# Question regarding DTFT of a complex signal

I have been doing DTFT practice problems for my DSP course, and I encountered this problem in the textbook that completely stumped me. The question asks to find the DTFT of the shown signal and to plot its magnitude and phase. I am very comfortable with doing this with real-valued signals, but have no idea where to start when it comes to complex signals. Especially how the plotting would be done. I would appreciate any advice on how to tackle the problem.

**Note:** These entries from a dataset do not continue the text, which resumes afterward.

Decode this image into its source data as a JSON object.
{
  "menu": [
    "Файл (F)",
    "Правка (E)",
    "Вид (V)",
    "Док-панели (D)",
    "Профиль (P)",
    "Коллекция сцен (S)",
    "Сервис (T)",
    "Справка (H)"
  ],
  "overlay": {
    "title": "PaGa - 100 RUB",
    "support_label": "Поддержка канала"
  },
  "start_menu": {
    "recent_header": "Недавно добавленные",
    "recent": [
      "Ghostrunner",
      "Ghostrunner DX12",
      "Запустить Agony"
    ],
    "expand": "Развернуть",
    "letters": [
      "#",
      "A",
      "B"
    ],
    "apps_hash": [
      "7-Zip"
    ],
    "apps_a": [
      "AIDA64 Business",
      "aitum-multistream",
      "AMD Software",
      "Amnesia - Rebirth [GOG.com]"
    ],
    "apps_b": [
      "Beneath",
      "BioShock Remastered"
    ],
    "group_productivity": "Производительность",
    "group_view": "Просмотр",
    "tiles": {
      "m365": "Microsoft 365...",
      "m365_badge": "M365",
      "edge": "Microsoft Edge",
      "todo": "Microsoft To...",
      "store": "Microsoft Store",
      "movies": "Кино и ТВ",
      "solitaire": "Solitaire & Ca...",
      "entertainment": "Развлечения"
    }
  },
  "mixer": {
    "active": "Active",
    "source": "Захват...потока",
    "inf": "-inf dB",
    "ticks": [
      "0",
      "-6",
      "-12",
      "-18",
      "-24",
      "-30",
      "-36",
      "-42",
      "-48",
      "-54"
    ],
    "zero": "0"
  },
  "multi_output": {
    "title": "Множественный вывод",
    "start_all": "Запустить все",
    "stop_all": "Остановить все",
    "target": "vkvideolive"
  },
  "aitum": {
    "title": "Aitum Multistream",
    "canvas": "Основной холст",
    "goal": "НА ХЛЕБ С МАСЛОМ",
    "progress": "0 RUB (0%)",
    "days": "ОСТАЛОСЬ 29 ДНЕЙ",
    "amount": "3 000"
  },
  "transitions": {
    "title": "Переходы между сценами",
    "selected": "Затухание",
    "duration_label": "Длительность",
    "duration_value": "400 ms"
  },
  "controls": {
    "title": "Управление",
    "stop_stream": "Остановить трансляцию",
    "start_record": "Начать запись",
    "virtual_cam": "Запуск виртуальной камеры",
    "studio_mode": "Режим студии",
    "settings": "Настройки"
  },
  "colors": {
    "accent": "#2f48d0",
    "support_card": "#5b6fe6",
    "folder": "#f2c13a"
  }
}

• HINT: Complex numbers are numbers too. In exactly the same way that you say $u=2$ and $v = 4 \cdot u$, you can also say $u = 4 + 5j$ and $v = 8j \cdot u$. All operations are also defined over complex numbers. So, all that you have to do here is run your numbers through the sums. HINT2: This waveform has a particularly useful characteristic when it comes to the DFT.
– A_A
Feb 24 '18 at 7:48
• it's simpler than a "complex" number. it's purely imaginary. just factor out the $j$. Feb 24 '18 at 7:54
• Look up the definition of a linear operator. The DTFT is one. Feb 24 '18 at 12:52
• So my representation of the signal is the following: jdel[n] -jdel[n-4]. Is this the correct representation? From here, I will factor the j and apply the DTFT as it is a linear operator. Feb 24 '18 at 18:03

I think you almost have the solution. As you suggest in your comment, if you express your signal as : $$x(n) = j\cdot \delta(n) - j\cdot \delta(n-4)$$ As DFT is linear, you will get : \begin{align} X(k) &= \sum_{n=0}^{N-1}x(n)\cdot e^{-2j\pi \frac{kn}{N}}\\ &= j\cdot \sum_{n=0}^{N-1}\delta (n)\cdot e^{-2j\pi \frac{kn}{N}} - j\cdot \sum_{n=0}^{N-1}\delta (n-4)\cdot e^{-2j\pi \frac{kn}{N}}\\ &=j-j\cdot e^{-8j\pi \frac{k}{N}}\\ &=\text{ }... \end{align}